The Sessions of the Synod of Dordt (7) Week Six: Sessions 34-38

Session 34: Monday, December 17 AM
     The delegates from Nassau-Wetteravia arrived, showed their credentials, and took the synodical oath.
     The Remonstrants delivered in writing their opinions of the second, third, fourth, and fifth articles of “The Remonstrance (1610).”
     Synod had previously told them to express their opinions positively (saying what they did believe) rather than negatively (saying what they did not believe). Because Synod was to judge their opinions and writings, a forthright declaration of what they believed was necessary. At this session, they brought fifteen reasons why they expressed their opinions negatively. Hoping to put Synod on the defensive, they also gave seven reasons why Synod should express its judgment on reprobation, not only on election. One was that the writings of some Reformed men included “terrible and blasphemous claims regarding reprobation” that detracted from God’s glory and from godliness.
     Synod required them to deliver their objections to statements in the Heidelberg Catechism and Belgic Confession by the following day and in writing. When they said that this was expected of them too soon, Synod gave them four days.

Session 35: Tuesday, December 18 AM
     Some members of the church in Kampen came to Synod, seeking permission to address it. They were told that they could on the following day.
     The Synod of the Protestant Reformed Churches in America reads its script minutes at the end of each day. The Synod of Dordt did not do so, partly because the scribes had to write into the record all the supplements (the judgments of the various delegations and the writings which the Remonstrants submitted). This took considerable time. At this session the minutes of some of the preceding sessions were read.

Session 36: Wednesday, December 19 AM
     The men from Kampen alleged that four Remonstrant ministers in Kampen were preaching new doctrines. The delegates from the provincial synod of Overijssel said that the provincial synod was not finished treating the case. However, the Synod of Dordt agreed at least to investigate the matter, and ordered some of the ministers to appear.
     Synod planned to recess from December 22-26 to observe the Christmas holiday. All delegates were exhorted to remain in the city so that the sessions could resume promptly. The elders from Friesland informed the synod that they needed to return home “for important causes.” They were permitted to leave, but urged to hurry back.

Session 37: Thursday, December 20 AM
     The member of the British delegation who represented the church of Scotland, Dr. Blancanqual, arrived, was admitted to the synod, and took the oath.
     The Remonstrants were reminded to bring their objections to statements in the Catechism and Confession.
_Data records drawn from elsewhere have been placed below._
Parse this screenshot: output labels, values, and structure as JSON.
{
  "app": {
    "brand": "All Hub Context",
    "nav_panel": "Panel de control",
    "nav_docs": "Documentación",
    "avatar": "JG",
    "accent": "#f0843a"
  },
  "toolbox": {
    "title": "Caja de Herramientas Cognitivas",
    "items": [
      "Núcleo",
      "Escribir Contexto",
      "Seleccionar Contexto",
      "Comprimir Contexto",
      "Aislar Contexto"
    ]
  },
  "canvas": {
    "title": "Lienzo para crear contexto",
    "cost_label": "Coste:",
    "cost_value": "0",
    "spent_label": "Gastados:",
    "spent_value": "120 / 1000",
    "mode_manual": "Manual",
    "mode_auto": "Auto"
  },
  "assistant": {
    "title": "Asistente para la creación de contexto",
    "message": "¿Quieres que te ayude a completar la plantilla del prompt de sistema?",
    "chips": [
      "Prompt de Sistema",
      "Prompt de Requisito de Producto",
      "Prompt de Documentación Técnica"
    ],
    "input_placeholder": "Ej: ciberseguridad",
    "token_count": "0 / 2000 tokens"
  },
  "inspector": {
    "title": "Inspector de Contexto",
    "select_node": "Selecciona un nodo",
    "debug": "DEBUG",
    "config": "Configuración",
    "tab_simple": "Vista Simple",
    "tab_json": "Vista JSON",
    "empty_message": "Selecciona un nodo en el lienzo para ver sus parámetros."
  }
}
Synod also did its part to clear up a misunderstanding on the part of the Remonstrants. They had been submitting lengthy documents to synod, thinking they were free to give their opinions at length. Synod pointed out that they serve Synod better by being briefer, and that Synod had required them to give only their opinions on the Five Points, not an expansion of them. Even today, one who brings a matter to a broader assembly or is judged by that assembly helps the assembly, and usually his own cause, by being brief and to the point.
     President Bogerman suggested that the Synod draw up a historical account of the rise and progress of the ecclesiastical dissensions. Synod would later agree to this. (See the translation of this document in Homer Hoeksema, Voice of Our Fathers, 45-102, which has been republished on this blog).
     President Bogerman also suggested that each Dutch delegation write out statements from Arminian writings to which the Synod ought respond, so that the synodical scribes could formulate a list of them to distribute to all the delegates.

Session 38: Friday, December 21 AM
     The public galleries were full, and anticipation was high. The news around town was that the Remonstrants would present their reservations about some teachings of the Belgic Confession and Heidelberg Catechism. The Remonstrants said that they were not able to finish preparing their evaluation of the Catechism, but they would read their reservations to doctrines contained in the Confession. Synod instructed them not to read the document, but simply to hand it in.
     After reviewing the document, the States General delegation admonished the Remonstrants for not providing their reservations to the Catechism within the required time, and required them to provide these by Thursday, December 27. They also admonished them for presenting their objections to the Confession as a body, rather than each doing so individually. Because the Remonstrants kept appealing to the wording of the summons letters to justify their actions, the States General delegation told them to stop their “animal-like sophistries.”
     The Remonstrants expressed surprise at being accused of disobedience when they had simply done their duty, and had done it as best they could under the time constraints given them.
     Synod then recessed for the Christmas holiday.

Douglas Kuiper, Professor of Church History and New Testament
Theological School of the Protestant Reformed Churches